THE number of homes in Northern Ireland hit by the ‘bedroom tax’ has more than trebled in six months – despite Stormont pledges to prevent the controversial welfare cut.
Top-up payments to mitigate against the cut ended for 86 housing benefit claimants in the period between October and March.
It comes after The Irish News revealed last October the bedroom tax had arrived in the north, as it emerged 35 claimants were no longer receiving the top-ups.
The controversial British government policy sees housing benefit claimants have their payments reduced if their home is deemed to have more bedrooms than they need.
In Northern Ireland, mitigation measures were passed before Stormont’s collapse so that claimants have their benefits topped up from a separate fund. The funding was supposed to protect people from being financially worse off due to the tax until 2020.

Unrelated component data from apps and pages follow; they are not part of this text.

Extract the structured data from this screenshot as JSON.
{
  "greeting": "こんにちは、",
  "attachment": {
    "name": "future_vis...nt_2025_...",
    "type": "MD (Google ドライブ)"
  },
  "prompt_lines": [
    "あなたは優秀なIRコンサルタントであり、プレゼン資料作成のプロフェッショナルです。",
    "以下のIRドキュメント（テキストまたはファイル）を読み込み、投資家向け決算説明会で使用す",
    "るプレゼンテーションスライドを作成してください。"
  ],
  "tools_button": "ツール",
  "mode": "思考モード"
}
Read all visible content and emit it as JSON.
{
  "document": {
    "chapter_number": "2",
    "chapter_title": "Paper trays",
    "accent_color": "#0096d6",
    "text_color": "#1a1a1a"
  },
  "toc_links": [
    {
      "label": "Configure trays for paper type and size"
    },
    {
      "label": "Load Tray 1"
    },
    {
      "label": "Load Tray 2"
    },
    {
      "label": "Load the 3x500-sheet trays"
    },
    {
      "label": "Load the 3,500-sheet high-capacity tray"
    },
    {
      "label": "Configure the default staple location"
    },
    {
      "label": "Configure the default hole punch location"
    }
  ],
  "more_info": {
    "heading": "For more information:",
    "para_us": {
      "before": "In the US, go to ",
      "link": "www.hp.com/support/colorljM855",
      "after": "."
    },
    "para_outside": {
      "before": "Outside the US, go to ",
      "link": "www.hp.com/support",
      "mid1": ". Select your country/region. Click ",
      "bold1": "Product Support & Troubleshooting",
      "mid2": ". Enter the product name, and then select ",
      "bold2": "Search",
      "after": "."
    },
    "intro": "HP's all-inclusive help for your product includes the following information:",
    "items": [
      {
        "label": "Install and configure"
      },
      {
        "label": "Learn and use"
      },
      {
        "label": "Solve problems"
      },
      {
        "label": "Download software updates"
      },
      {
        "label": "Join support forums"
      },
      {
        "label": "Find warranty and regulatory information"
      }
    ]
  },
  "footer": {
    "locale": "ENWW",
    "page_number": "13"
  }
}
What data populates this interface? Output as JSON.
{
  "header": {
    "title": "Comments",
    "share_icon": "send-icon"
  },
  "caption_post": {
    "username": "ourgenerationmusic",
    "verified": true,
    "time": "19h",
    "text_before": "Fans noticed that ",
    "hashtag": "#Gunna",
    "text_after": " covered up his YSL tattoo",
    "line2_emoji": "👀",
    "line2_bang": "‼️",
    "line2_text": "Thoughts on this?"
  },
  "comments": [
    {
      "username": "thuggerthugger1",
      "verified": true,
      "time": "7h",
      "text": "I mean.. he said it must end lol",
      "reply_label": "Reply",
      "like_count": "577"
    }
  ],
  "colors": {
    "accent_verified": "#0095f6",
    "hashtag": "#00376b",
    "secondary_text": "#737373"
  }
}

However under the provisions, people stop receiving the extra money if they move to another Housing Executive or housing association property that has the same or more bedrooms than their previous home.
The payments are cut unless the claimant has ‘management transfer status’ due to issues such as being intimidated out of their home.
SDLP deputy leader Nichola Mallon, who received the details in a letter from the Department for Communities, expressed concern over the impact. “The latest official figures from the Department for Communities show that the number of households being hit with the bedroom tax across the north has more than trebled in a few short months.”